Each morning was greeted with my own version of a Sun Salute. Surrounded by the things that inspired me; pebbles, feathers, pressed leaves and pond green pictures, it’s here I met yoga. First year uni taught me a lot, and looking back it wasn’t the lectures that stayed with me. Here’s a few things I’ve learned from my relationship with yoga…
- Be small & brave – Sometimes having a good cry in Child’s Pose is just the right yoga for today. Giving yourself space to feel takes courage.
- Be big – Sometimes a spontaneous and strong yoga session in the bush after a big walk is just the right yoga for today. Doing yoga as the moment arises feels amazing, committing to a routine is just one way to get to know yoga.
- Be simple – uncomplicated, short and frequent yoga is often better than the occasional long ‘yoga binge’ session.

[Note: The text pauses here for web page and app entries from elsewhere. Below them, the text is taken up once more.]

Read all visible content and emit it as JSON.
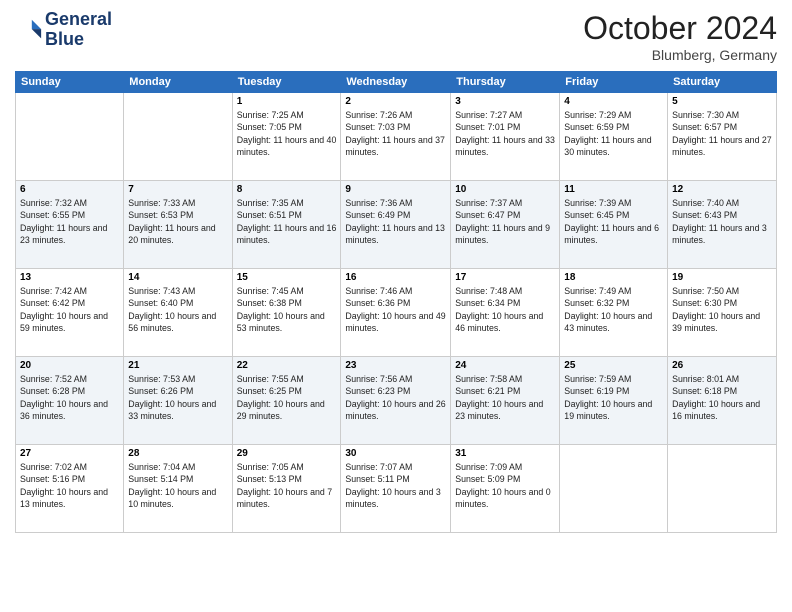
{
  "header": {
    "logo_line1": "General",
    "logo_line2": "Blue",
    "month": "October 2024",
    "location": "Blumberg, Germany"
  },
  "days_of_week": [
    "Sunday",
    "Monday",
    "Tuesday",
    "Wednesday",
    "Thursday",
    "Friday",
    "Saturday"
  ],
  "weeks": [
    [
      {
        "day": "",
        "info": ""
      },
      {
        "day": "",
        "info": ""
      },
      {
        "day": "1",
        "info": "Sunrise: 7:25 AM\nSunset: 7:05 PM\nDaylight: 11 hours and 40 minutes."
      },
      {
        "day": "2",
        "info": "Sunrise: 7:26 AM\nSunset: 7:03 PM\nDaylight: 11 hours and 37 minutes."
      },
      {
        "day": "3",
        "info": "Sunrise: 7:27 AM\nSunset: 7:01 PM\nDaylight: 11 hours and 33 minutes."
      },
      {
        "day": "4",
        "info": "Sunrise: 7:29 AM\nSunset: 6:59 PM\nDaylight: 11 hours and 30 minutes."
      },
      {
        "day": "5",
        "info": "Sunrise: 7:30 AM\nSunset: 6:57 PM\nDaylight: 11 hours and 27 minutes."
      }
    ],
    [
      {
        "day": "6",
        "info": "Sunrise: 7:32 AM\nSunset: 6:55 PM\nDaylight: 11 hours and 23 minutes."
      },
      {
        "day": "7",
        "info": "Sunrise: 7:33 AM\nSunset: 6:53 PM\nDaylight: 11 hours and 20 minutes."
      },
      {
        "day": "8",
        "info": "Sunrise: 7:35 AM\nSunset: 6:51 PM\nDaylight: 11 hours and 16 minutes."
      },
      {
        "day": "9",
        "info": "Sunrise: 7:36 AM\nSunset: 6:49 PM\nDaylight: 11 hours and 13 minutes."
      },
      {
        "day": "10",
        "info": "Sunrise: 7:37 AM\nSunset: 6:47 PM\nDaylight: 11 hours and 9 minutes."
      },
      {
        "day": "11",
        "info": "Sunrise: 7:39 AM\nSunset: 6:45 PM\nDaylight: 11 hours and 6 minutes."
      },
      {
        "day": "12",
        "info": "Sunrise: 7:40 AM\nSunset: 6:43 PM\nDaylight: 11 hours and 3 minutes."
      }
    ],
    [
      {
        "day": "13",
        "info": "Sunrise: 7:42 AM\nSunset: 6:42 PM\nDaylight: 10 hours and 59 minutes."
      },
      {
        "day": "14",
        "info": "Sunrise: 7:43 AM\nSunset: 6:40 PM\nDaylight: 10 hours and 56 minutes."
      },
      {
        "day": "15",
        "info": "Sunrise: 7:45 AM\nSunset: 6:38 PM\nDaylight: 10 hours and 53 minutes."
      },
      {
        "day": "16",
        "info": "Sunrise: 7:46 AM\nSunset: 6:36 PM\nDaylight: 10 hours and 49 minutes."
      },
      {
        "day": "17",
        "info": "Sunrise: 7:48 AM\nSunset: 6:34 PM\nDaylight: 10 hours and 46 minutes."
      },
      {
        "day": "18",
        "info": "Sunrise: 7:49 AM\nSunset: 6:32 PM\nDaylight: 10 hours and 43 minutes."
      },
      {
        "day": "19",
        "info": "Sunrise: 7:50 AM\nSunset: 6:30 PM\nDaylight: 10 hours and 39 minutes."
      }
    ],
    [
      {
        "day": "20",
        "info": "Sunrise: 7:52 AM\nSunset: 6:28 PM\nDaylight: 10 hours and 36 minutes."
      },
      {
        "day": "21",
        "info": "Sunrise: 7:53 AM\nSunset: 6:26 PM\nDaylight: 10 hours and 33 minutes."
      },
      {
        "day": "22",
        "info": "Sunrise: 7:55 AM\nSunset: 6:25 PM\nDaylight: 10 hours and 29 minutes."
      },
      {
        "day": "23",
        "info": "Sunrise: 7:56 AM\nSunset: 6:23 PM\nDaylight: 10 hours and 26 minutes."
      },
      {
        "day": "24",
        "info": "Sunrise: 7:58 AM\nSunset: 6:21 PM\nDaylight: 10 hours and 23 minutes."
      },
      {
        "day": "25",
        "info": "Sunrise: 7:59 AM\nSunset: 6:19 PM\nDaylight: 10 hours and 19 minutes."
      },
      {
        "day": "26",
        "info": "Sunrise: 8:01 AM\nSunset: 6:18 PM\nDaylight: 10 hours and 16 minutes."
      }
    ],
    [
      {
        "day": "27",
        "info": "Sunrise: 7:02 AM\nSunset: 5:16 PM\nDaylight: 10 hours and 13 minutes."
      },
      {
        "day": "28",
        "info": "Sunrise: 7:04 AM\nSunset: 5:14 PM\nDaylight: 10 hours and 10 minutes."
      },
      {
        "day": "29",
        "info": "Sunrise: 7:05 AM\nSunset: 5:13 PM\nDaylight: 10 hours and 7 minutes."
      },
      {
        "day": "30",
        "info": "Sunrise: 7:07 AM\nSunset: 5:11 PM\nDaylight: 10 hours and 3 minutes."
      },
      {
        "day": "31",
        "info": "Sunrise: 7:09 AM\nSunset: 5:09 PM\nDaylight: 10 hours and 0 minutes."
      },
      {
        "day": "",
        "info": ""
      },
      {
        "day": "",
        "info": ""
      }
    ]
  ]
}
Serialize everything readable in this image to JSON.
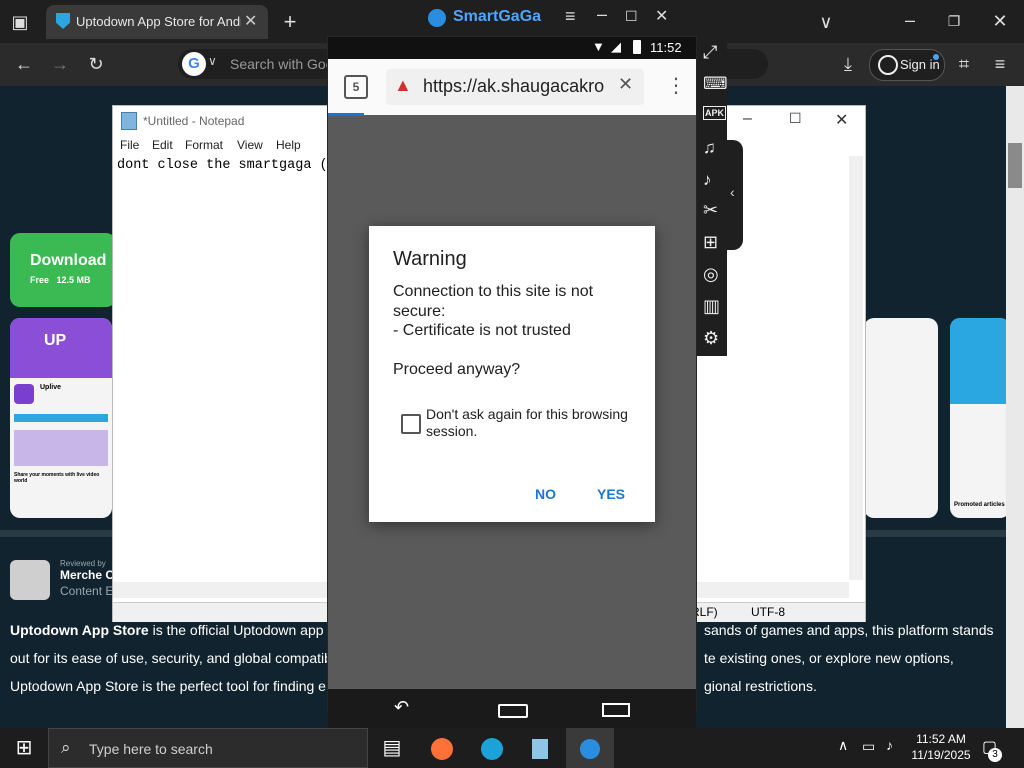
{
  "browser": {
    "tab_title": "Uptodown App Store for Andro",
    "search_placeholder": "Search with Goo",
    "signin_label": "Sign in"
  },
  "uptodown": {
    "download_label": "Download",
    "download_meta": "Free   12.5 MB",
    "app_name": "Uplive",
    "app_tagline": "Share your moments with live video world",
    "reviewed_by": "Reviewed by",
    "reviewer_name": "Merche C",
    "reviewer_role": "Content E",
    "promoted": "Promoted articles",
    "desc_bold": "Uptodown App Store",
    "desc_line1a": " is the official Uptodown app",
    "desc_line1b": "sands of games and apps, this platform stands",
    "desc_line2a": "out for its ease of use, security, and global compatib",
    "desc_line2b": "te existing ones, or explore new options,",
    "desc_line3a": "Uptodown App Store is the perfect tool for finding e",
    "desc_line3b": "gional restrictions."
  },
  "notepad": {
    "title": "*Untitled - Notepad",
    "menu": [
      "File",
      "Edit",
      "Format",
      "View",
      "Help"
    ],
    "content": "dont close the smartgaga (b",
    "status_eol": "RLF)",
    "status_encoding": "UTF-8"
  },
  "emulator": {
    "app_title": "SmartGaGa",
    "time": "11:52",
    "tab_count": "5",
    "url": "https://ak.shaugacakro"
  },
  "dialog": {
    "title": "Warning",
    "message": "Connection to this site is not secure:\n - Certificate is not trusted\n\nProceed anyway?",
    "checkbox_label": "Don't ask again for this browsing session.",
    "checkbox_checked": false,
    "no_label": "NO",
    "yes_label": "YES"
  },
  "taskbar": {
    "search_placeholder": "Type here to search",
    "time": "11:52 AM",
    "date": "11/19/2025",
    "notification_count": "3"
  },
  "colors": {
    "accent_blue": "#1976d2",
    "download_green": "#3bba54",
    "page_bg": "#10232e"
  }
}
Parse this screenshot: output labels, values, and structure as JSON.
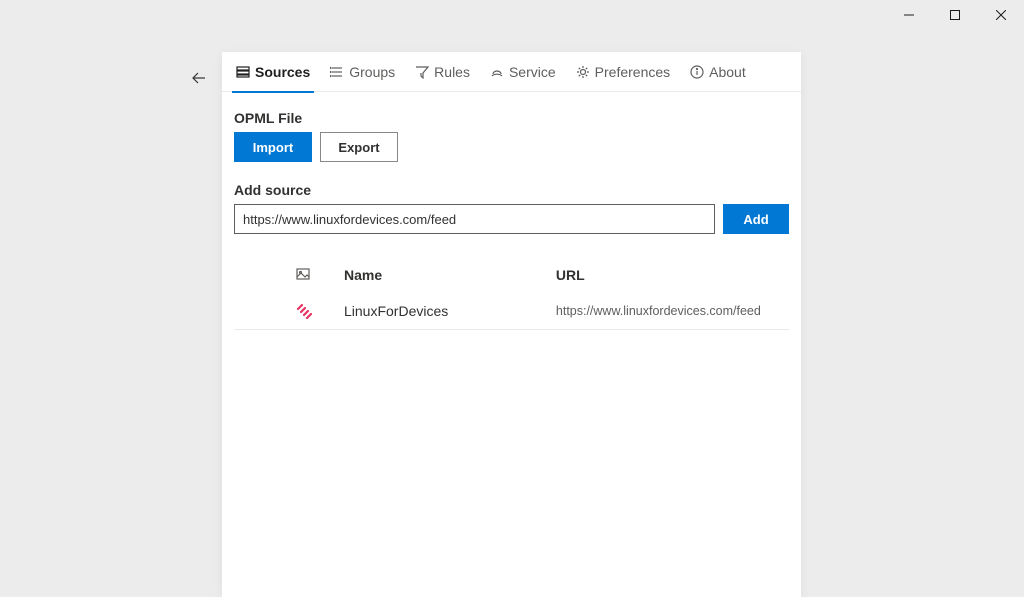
{
  "tabs": {
    "sources": "Sources",
    "groups": "Groups",
    "rules": "Rules",
    "service": "Service",
    "preferences": "Preferences",
    "about": "About"
  },
  "opml": {
    "heading": "OPML File",
    "import_label": "Import",
    "export_label": "Export"
  },
  "add_source": {
    "heading": "Add source",
    "input_value": "https://www.linuxfordevices.com/feed",
    "add_label": "Add"
  },
  "table": {
    "headers": {
      "name": "Name",
      "url": "URL"
    },
    "rows": [
      {
        "name": "LinuxForDevices",
        "url": "https://www.linuxfordevices.com/feed"
      }
    ]
  },
  "colors": {
    "accent": "#0078d4",
    "source_icon": "#e63363"
  }
}
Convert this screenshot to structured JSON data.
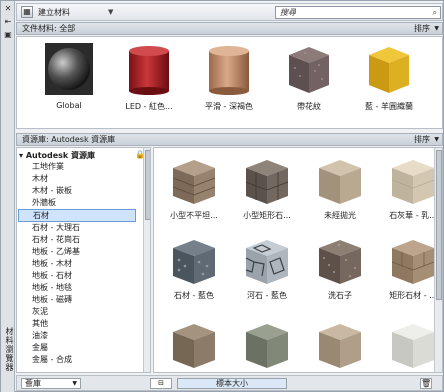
{
  "toolbar": {
    "new_material_label": "建立材料"
  },
  "search": {
    "placeholder": "搜尋"
  },
  "doc_section": {
    "title": "文件材料: 全部",
    "sort_label": "排序"
  },
  "doc_materials": [
    {
      "label": "Global"
    },
    {
      "label": "LED - 紅色..."
    },
    {
      "label": "平滑 - 深褐色"
    },
    {
      "label": "帶花紋"
    },
    {
      "label": "藍 - 羊圓織蘭"
    }
  ],
  "library_section": {
    "title": "資源庫: Autodesk 資源庫",
    "sort_label": "排序"
  },
  "tree": {
    "root": "Autodesk 資源庫",
    "items": [
      "工地作業",
      "木材",
      "木材 - 嵌板",
      "外牆板",
      "石材",
      "石材 - 大理石",
      "石材 - 花崗石",
      "地板 - 乙烯基",
      "地板 - 木材",
      "地板 - 石材",
      "地板 - 地毯",
      "地板 - 磁磚",
      "灰泥",
      "其他",
      "油漆",
      "金屬",
      "金屬 - 合成"
    ],
    "selected_index": 4
  },
  "grid_items": [
    {
      "label": "小型不平坦..."
    },
    {
      "label": "小型矩形石..."
    },
    {
      "label": "未經拋光"
    },
    {
      "label": "石灰華 - 乳..."
    },
    {
      "label": "石材 - 藍色"
    },
    {
      "label": "河石 - 藍色"
    },
    {
      "label": "洗石子"
    },
    {
      "label": "矩形石材 - ..."
    },
    {
      "label": ""
    },
    {
      "label": ""
    },
    {
      "label": ""
    },
    {
      "label": ""
    }
  ],
  "bottombar": {
    "library_dropdown": "薈庫",
    "view_label": "⊟",
    "size_label": "標本大小"
  },
  "palette_title": "材料瀏覽器",
  "colors": {
    "selection_bg": "#cfe3fb",
    "selection_border": "#6b9bd8"
  }
}
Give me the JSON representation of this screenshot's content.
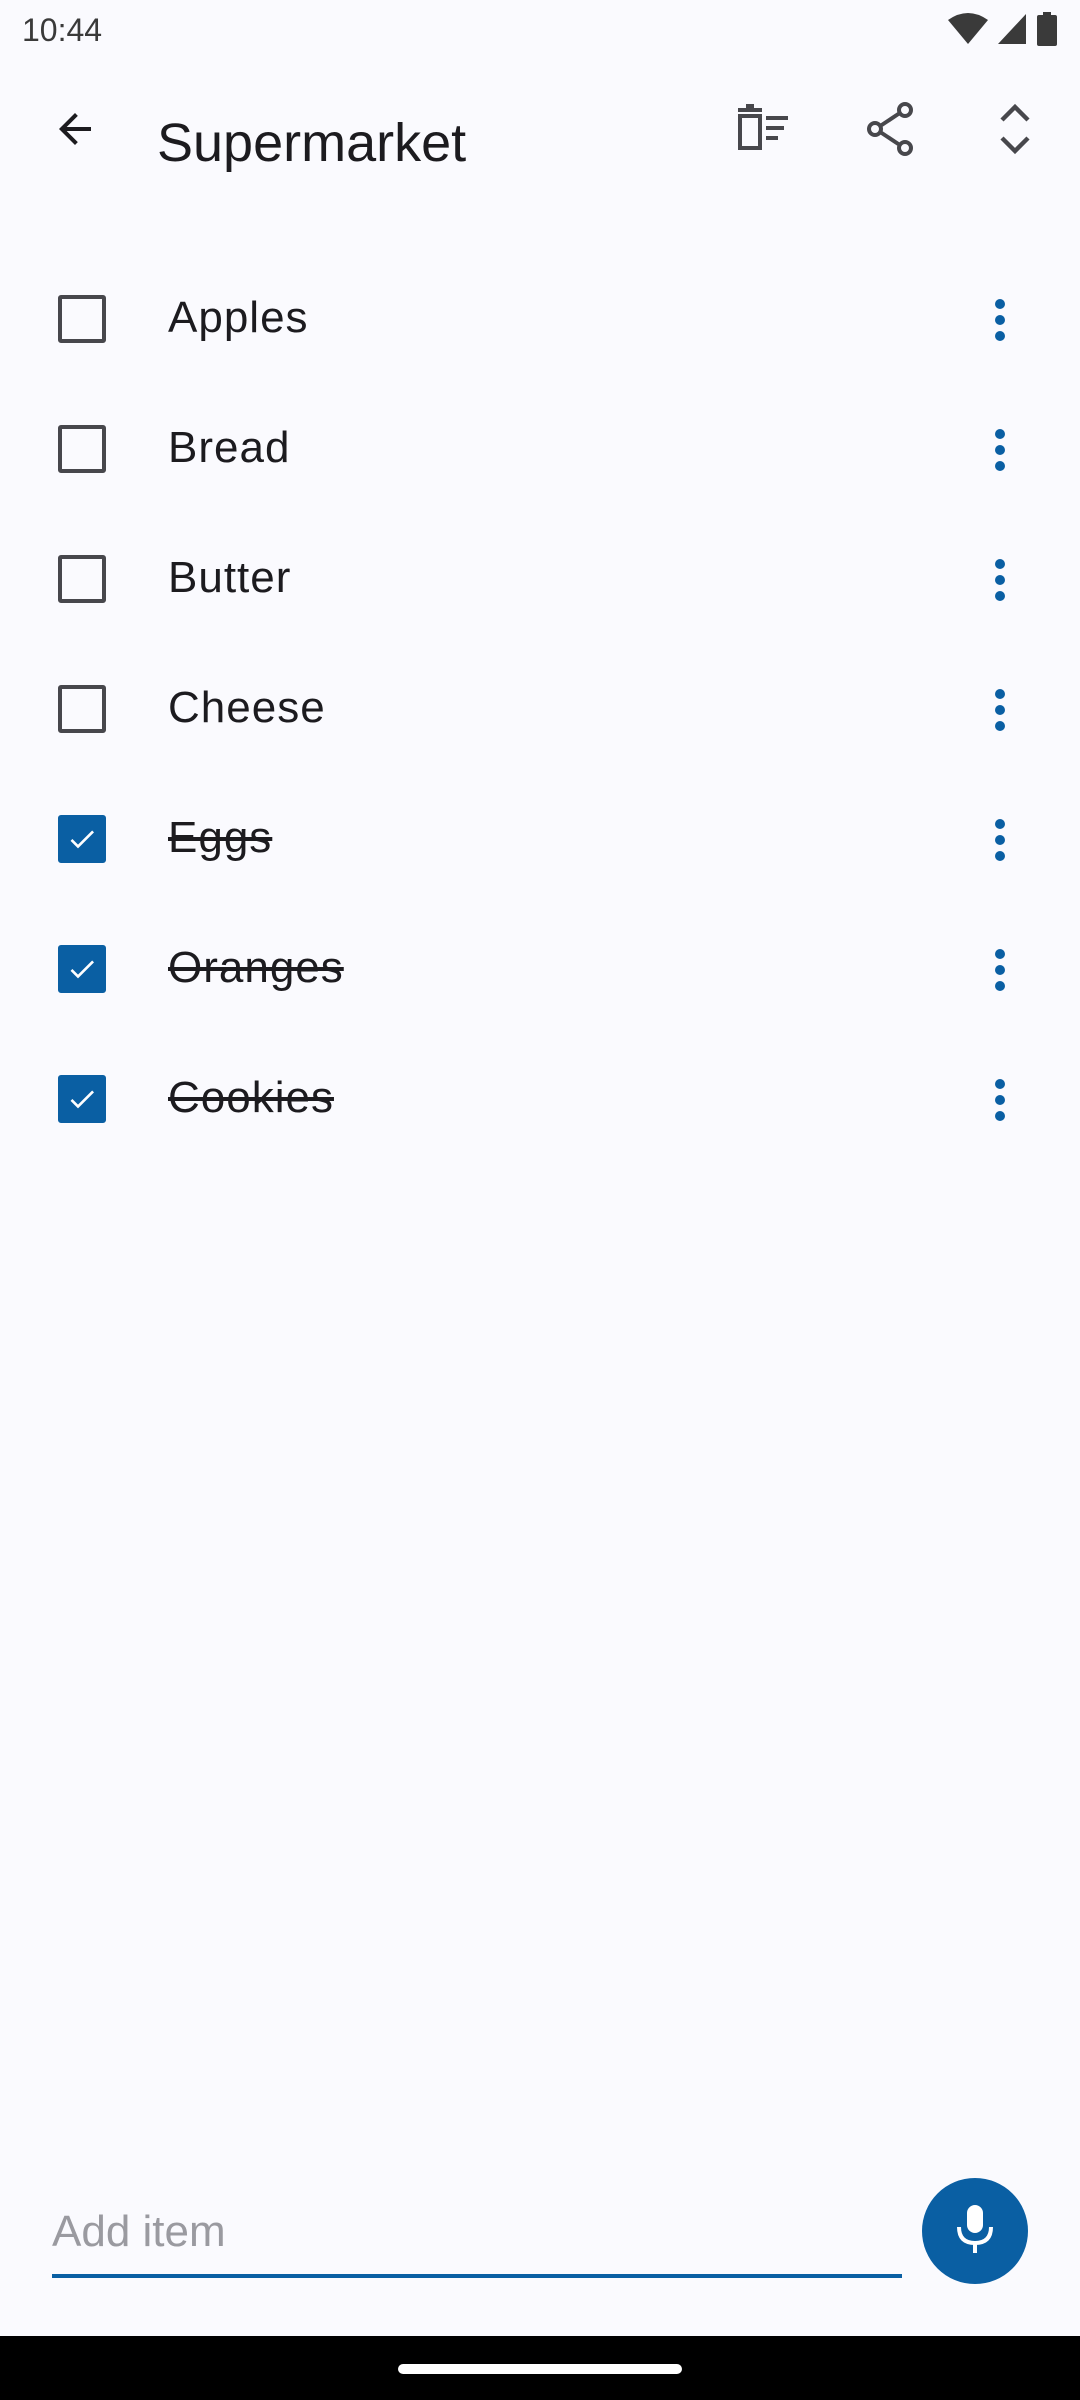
{
  "status_bar": {
    "time": "10:44",
    "icons": [
      "wifi-icon",
      "cellular-icon",
      "battery-icon"
    ]
  },
  "app_bar": {
    "title": "Supermarket",
    "actions": [
      "back-arrow-icon",
      "clear-checked-icon",
      "share-icon",
      "expand-collapse-icon"
    ]
  },
  "items": [
    {
      "label": "Apples",
      "checked": false
    },
    {
      "label": "Bread",
      "checked": false
    },
    {
      "label": "Butter",
      "checked": false
    },
    {
      "label": "Cheese",
      "checked": false
    },
    {
      "label": "Eggs",
      "checked": true
    },
    {
      "label": "Oranges ",
      "checked": true
    },
    {
      "label": "Cookies",
      "checked": true
    }
  ],
  "add_item": {
    "placeholder": "Add item",
    "value": ""
  },
  "colors": {
    "accent": "#0a5fa3",
    "background": "#fafafe",
    "text": "#1c1b1f"
  }
}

- Be authentic – The only way to know what is authentic is to listen. Copying the person next to you in a yoga class isn’t really yoga – it’s stretching. Listening and focusing on your own breath, body & mind cultivates real juicy supportive yoga.
- Just turn up – if you don’t really feel like doing your yoga session, just turn up to your mat and see what happens. Or try again tomorrow.
- No-one cares about your hamstrings – flexibility is lovely, it really is, but moving with your body’s changing needs and being ‘internally’ flexible will take you further in life than touching your toes.
- Venture off your mat – try yoga outside after your walk, in the car or nip off to the ladies for a few stilling breaths. Many times I’ve stood supported by grounding Tree Pose in the bathroom before a meeting, a park to nurse my broken heart and under the lights of a yoga class. Yoga isn’t bound by the edges of your mat.
- Take a peek at your relationships – one of my teachers told me, ‘if you want to know how your yoga practice is going, take a look at your relationships’. Our relationship with ourselves and others plays out in the microcosm of our yoga practice. I also think it flows the other way too. Listening, practicing kindness and being realistic with yourself through yoga, helps foster these qualities in your relationships.
- Have a sense of humor – my teacher Marian would remind me, ‘don’t take it all too seriously, it’s only yoga’. How refreshing to just enjoy something wonderful, without the weight of expectation. With practice, maybe we can apply this to life too.
I love teaching pregnancy yoga, it’s such a special and sometimes challenging time. I find yoga can be a very nourishing touch stone of balance, both for mum and baby.